LATEST BOATING SPORT… Sailing Midget Ships (May, 1938)
These are really cool. I love the idea of making scale models that you can actually sail around in.
LATEST BOATING SPORT… Sailing Midget Ships
By ARTHUR A. STUART
AMATEUR boat builders in many parts of the world are going down to the sea in midget ships. They are putting off in men-of-war, square-rigged traders, ocean liners, and superdreadnoughts barely larger than rowboats, yet reproducing in every detail ships that are famous in nautical history.
Off the Eastern Shore of Maryland, in the summer, Capt. Carl von Zielinski, of Staten Island, N. Y., maneuvers his Isobel III, an eighteen-foot reproduction of an early American trading brig. It is complete even to the black disk painted on the fore-topsail, the insignia of the famous Black Ball Line of clippers and packets.
Another sailing vessel which has been reproduced in miniature is the Constitution, the celebrated “Old Ironsides” of the War of 1812. Capt. James A. Callan, a veteran of the U. S. Navy, constructed the pygmy fighting ship. Recently, he presented it to the U. S. Naval Academy, at Annapolis, Md., to be used as a training vessel. Midshipmen actually sail the little frigate, climbing to the yards, furling and unfurling the sails, getting a taste of navy life as it was a century and more ago. Gun ports open to reveal sixteen miniature cannons.
British tars, recently, sailed two other midget men-of-war along the English coast during naval maneuvers. One was a reproduction of Sir Francis Drake’s flagship, the Golden Hind. The other was Lord Nelson’s famous fighting ship, the Victory. Both vessels were equipped with heavy keels and could fire broadsides from the half-size guns they carried.
In Germany, a group of sea-minded boys, at the Potsdam Boat Construction School, have reproduced in miniature two modern battle cruisers, the Hindenburg and the Konigsberg. On the decks of the former are nearly two dozen guns mounted in revolving turrets. Real searchlights flash signals from the all-steel superstructure. Both of these seaworthy models carry several sailors and make good time under their own power.
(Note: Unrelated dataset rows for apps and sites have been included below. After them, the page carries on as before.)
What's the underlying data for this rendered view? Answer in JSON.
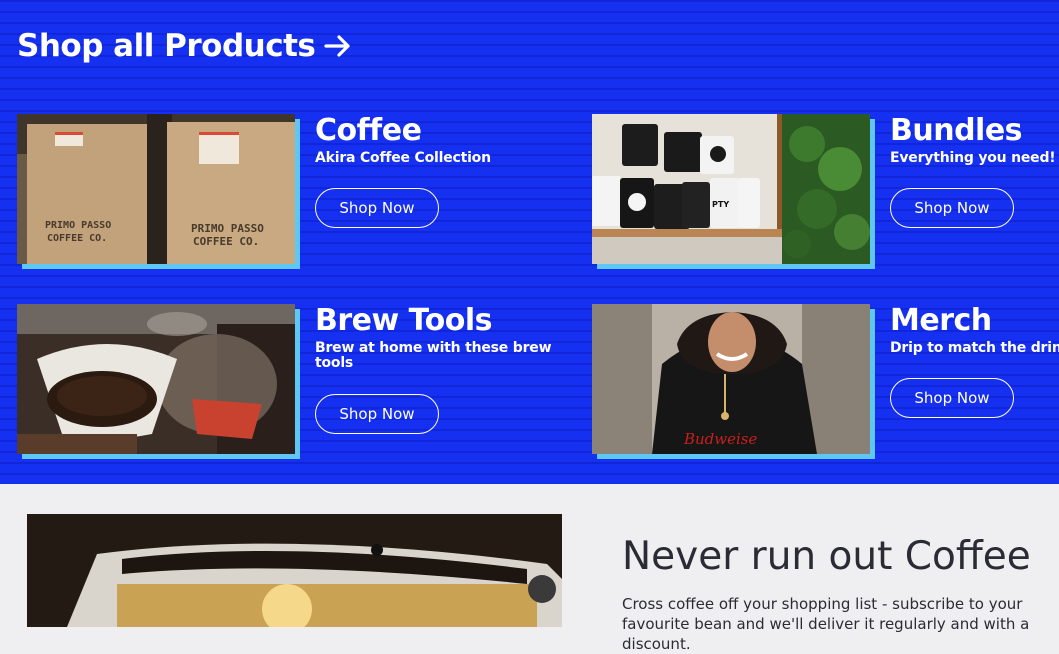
{
  "header": {
    "title": "Shop all Products"
  },
  "cards": [
    {
      "title": "Coffee",
      "subtitle": "Akira Coffee Collection",
      "button": "Shop Now"
    },
    {
      "title": "Bundles",
      "subtitle": "Everything you need!",
      "button": "Shop Now"
    },
    {
      "title": "Brew Tools",
      "subtitle": "Brew at home with these brew tools",
      "button": "Shop Now"
    },
    {
      "title": "Merch",
      "subtitle": "Drip to match the drink",
      "button": "Shop Now"
    }
  ],
  "images": {
    "coffee_bag_text_1": "PRIMO PASSO",
    "coffee_bag_text_2": "COFFEE CO.",
    "mug_text": "PTY",
    "shirt_text": "Budweise"
  },
  "subscription": {
    "title": "Never run out Coffee",
    "text": "Cross coffee off your shopping list - subscribe to your favourite bean and we'll deliver it regularly and with a discount."
  },
  "colors": {
    "hero_bg": "#1530f0",
    "card_shadow": "#5ec8f2",
    "text_dark": "#2b2b35"
  }
}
Of all the members of the fast-growing midget fleet, the most elaborate is a scale reproduction of the North German Lloyd transatlantic liner Columbus. This model, complete to the last porthole, attracted wide attention not long ago when it was brought to this country on the S. S. Bremen and given a trial run in New York Harbor. During the tests, it attained a speed of ten miles an hour.